One great misnomer about innovation is that big organizations can’t do it. There are many stories of great innovations done by big companies. We love entrepreneurial stories and small is beautiful philosophies, but there are many great inventions from big, and old, organizations.
Many of the greatest technological innovations of all time, landing on the moon (NASA), the creation of the first PC, mouse, personal network and laser printer (Xerox), and the development of the Internet (DARPA) all took place inside of large organizations. Then of course there is the ENIAC (first PC), the first jet engines (RLM), and countless other inventions created, or successfully made into products, by various large organizations throughout history.
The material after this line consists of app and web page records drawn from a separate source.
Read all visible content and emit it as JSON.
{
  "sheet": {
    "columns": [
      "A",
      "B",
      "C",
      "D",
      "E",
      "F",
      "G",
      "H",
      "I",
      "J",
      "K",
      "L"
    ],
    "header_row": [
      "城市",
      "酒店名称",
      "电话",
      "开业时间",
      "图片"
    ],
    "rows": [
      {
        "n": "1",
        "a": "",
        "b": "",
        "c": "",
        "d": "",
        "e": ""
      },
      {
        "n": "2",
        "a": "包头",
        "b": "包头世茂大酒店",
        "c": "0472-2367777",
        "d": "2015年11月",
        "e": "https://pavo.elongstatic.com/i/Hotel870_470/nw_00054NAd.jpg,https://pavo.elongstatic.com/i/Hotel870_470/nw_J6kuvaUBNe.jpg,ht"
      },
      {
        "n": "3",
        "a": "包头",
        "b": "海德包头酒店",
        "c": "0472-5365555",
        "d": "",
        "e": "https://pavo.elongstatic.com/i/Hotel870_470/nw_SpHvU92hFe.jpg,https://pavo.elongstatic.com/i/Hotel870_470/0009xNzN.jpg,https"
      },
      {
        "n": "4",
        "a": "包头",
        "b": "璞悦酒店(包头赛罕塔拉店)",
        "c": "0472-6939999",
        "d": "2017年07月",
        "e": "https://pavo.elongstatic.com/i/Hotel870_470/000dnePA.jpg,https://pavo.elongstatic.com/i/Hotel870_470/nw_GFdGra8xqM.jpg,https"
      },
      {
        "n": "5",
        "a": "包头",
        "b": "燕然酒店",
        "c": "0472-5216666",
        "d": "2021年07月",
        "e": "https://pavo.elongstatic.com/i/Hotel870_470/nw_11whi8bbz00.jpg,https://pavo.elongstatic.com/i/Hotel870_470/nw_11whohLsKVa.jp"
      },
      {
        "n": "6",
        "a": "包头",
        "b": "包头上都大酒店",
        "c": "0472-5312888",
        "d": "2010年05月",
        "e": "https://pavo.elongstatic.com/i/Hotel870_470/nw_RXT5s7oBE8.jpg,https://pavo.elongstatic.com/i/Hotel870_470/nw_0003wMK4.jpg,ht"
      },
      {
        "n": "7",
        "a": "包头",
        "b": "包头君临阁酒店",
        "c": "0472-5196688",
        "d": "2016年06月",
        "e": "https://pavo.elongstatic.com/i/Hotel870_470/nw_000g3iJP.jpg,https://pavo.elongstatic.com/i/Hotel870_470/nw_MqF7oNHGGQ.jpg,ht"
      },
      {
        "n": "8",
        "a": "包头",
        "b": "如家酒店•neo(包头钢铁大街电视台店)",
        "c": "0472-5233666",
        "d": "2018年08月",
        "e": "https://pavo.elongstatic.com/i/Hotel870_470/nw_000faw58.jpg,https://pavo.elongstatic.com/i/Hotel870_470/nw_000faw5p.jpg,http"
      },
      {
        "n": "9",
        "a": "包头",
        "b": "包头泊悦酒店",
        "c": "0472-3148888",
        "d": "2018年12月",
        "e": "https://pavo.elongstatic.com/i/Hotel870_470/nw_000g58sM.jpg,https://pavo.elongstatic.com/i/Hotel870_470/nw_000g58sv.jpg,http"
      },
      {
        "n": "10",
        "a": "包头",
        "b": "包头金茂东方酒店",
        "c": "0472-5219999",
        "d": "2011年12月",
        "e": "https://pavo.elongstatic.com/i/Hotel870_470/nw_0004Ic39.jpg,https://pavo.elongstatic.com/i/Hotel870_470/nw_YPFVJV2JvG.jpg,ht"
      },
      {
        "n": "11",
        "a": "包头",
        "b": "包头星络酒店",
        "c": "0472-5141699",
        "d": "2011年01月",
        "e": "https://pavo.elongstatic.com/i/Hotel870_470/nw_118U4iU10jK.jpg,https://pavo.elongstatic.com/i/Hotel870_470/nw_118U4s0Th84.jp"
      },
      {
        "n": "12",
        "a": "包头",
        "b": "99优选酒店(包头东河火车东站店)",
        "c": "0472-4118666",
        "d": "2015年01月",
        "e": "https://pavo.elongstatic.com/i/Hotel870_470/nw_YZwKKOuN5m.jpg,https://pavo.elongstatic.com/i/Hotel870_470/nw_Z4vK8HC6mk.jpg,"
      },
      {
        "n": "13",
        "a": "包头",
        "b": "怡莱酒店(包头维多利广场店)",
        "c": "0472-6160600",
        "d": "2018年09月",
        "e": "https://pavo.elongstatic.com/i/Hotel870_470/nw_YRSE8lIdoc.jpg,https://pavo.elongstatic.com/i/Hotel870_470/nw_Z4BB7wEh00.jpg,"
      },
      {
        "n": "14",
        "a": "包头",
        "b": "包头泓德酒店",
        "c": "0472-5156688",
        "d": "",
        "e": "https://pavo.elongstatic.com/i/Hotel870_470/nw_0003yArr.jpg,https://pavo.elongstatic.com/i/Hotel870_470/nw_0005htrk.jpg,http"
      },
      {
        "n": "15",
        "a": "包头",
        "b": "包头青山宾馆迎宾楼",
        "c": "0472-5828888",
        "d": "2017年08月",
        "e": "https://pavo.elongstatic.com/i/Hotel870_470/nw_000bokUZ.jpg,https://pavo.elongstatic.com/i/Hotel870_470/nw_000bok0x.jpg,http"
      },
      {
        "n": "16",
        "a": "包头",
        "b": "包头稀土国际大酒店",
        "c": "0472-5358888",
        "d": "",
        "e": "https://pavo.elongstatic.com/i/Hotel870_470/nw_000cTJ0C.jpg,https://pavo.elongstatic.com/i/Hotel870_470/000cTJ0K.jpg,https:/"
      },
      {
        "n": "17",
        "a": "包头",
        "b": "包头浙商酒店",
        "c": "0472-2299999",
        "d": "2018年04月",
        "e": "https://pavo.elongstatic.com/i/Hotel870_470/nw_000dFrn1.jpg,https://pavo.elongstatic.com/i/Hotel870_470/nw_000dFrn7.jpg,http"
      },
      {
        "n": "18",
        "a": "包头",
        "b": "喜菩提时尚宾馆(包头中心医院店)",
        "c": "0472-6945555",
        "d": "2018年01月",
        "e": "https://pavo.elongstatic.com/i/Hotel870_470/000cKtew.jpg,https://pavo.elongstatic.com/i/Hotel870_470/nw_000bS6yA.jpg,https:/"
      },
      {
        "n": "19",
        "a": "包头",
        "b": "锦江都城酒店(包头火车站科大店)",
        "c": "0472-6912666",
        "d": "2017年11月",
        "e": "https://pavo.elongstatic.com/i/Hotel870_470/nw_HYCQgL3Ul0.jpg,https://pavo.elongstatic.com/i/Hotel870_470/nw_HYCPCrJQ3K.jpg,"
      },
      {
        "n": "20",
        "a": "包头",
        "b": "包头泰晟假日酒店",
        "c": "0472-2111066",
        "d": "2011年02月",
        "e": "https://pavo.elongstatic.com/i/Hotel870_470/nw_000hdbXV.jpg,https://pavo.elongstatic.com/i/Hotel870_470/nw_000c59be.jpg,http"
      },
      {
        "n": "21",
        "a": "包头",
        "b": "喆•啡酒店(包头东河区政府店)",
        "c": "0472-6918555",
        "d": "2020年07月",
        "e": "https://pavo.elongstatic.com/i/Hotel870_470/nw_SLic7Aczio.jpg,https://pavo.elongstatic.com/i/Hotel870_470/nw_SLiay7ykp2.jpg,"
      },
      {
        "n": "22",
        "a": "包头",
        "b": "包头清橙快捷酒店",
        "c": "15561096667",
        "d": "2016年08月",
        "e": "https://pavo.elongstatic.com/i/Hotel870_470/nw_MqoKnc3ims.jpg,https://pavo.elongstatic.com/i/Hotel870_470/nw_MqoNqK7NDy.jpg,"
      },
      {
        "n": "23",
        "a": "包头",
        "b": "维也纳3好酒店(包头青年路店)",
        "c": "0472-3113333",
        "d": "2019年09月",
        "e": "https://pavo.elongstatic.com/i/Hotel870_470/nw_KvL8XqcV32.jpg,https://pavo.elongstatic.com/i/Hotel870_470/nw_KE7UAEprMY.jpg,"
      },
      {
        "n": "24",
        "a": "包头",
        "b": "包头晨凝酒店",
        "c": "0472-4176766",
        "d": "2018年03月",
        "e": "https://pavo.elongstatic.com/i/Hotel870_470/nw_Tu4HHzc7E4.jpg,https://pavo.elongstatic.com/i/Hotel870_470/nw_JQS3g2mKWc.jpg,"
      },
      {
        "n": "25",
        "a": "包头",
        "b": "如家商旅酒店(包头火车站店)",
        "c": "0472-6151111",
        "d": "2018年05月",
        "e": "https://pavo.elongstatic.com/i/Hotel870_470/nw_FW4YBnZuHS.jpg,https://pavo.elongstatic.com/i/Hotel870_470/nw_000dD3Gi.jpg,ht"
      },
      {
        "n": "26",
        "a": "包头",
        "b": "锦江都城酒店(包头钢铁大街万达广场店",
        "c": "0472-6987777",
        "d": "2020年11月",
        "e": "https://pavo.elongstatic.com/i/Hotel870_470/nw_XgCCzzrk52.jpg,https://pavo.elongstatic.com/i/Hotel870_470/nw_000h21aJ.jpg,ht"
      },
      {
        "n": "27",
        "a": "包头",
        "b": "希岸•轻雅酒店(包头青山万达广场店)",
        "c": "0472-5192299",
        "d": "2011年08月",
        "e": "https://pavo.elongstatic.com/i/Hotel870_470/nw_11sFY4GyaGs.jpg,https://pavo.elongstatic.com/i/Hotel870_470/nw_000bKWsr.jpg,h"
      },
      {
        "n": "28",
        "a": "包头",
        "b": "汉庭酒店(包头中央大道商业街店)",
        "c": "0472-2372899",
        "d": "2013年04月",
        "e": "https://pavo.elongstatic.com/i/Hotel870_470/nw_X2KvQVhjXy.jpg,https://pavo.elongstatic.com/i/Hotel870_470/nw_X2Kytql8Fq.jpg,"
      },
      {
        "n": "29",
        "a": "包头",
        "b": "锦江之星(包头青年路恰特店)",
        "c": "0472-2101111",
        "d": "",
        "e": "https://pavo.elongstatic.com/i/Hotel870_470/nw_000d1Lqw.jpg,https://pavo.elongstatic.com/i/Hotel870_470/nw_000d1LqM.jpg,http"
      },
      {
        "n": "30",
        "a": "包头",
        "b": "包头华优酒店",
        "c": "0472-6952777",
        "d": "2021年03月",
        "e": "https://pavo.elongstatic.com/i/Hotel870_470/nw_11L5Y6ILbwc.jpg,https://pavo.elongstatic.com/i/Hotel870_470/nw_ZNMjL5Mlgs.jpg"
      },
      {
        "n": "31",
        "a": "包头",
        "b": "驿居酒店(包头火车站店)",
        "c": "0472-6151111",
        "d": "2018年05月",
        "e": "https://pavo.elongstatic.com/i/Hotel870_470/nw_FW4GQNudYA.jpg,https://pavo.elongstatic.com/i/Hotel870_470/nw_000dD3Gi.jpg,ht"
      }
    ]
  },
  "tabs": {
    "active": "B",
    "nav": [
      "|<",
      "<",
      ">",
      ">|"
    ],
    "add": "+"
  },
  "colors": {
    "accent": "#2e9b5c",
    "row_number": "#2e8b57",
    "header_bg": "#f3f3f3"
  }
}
I’m not saying innovation is easier in large companies (although occasionally it is) – I am saying that the size of an organization is rarely a deciding factor: it’s the organization’s attitude towards change that matters. For example, If the CEO of SuperBig Inc. decides to pay $1mil to any employee who prototypes new product ideas, guess what he’ll have? Lots of hard working people willing to take risks with new ideas. Alternatively, if the CEO yells at people for taking chances, and pays bonuses exclusively for complacent status-quo behavior, he’ll never see innovation no matter who he hires, what he says or what books he reads.
One hypothesis is innovation hinges on two things:
- Willingness to take risks
- Commitment to hard work developing new ideas
Both are hard to achieve in any sized organization. Talent, resources, and luck are irrelevant if no one is taking the risk of pursuing something new (#1) and working hard to make them pay off (#2).
There are many caveats. Risk aversion is rampant in big organizations, but a small team in a big company that is successfully lead by someone comfortable with risk, and capable of managing large company politics, may be free from the problems the rest of the company suffers from. There are enough examples of innovations by (small or medium sized groups inside) big organizations to render size a less important variable than is commonly believed.
Instead of lamenting “my company is so big it never innovates” – a more accurate complaint is “my boss’s decisions don’t reward people with ideas for positive change”.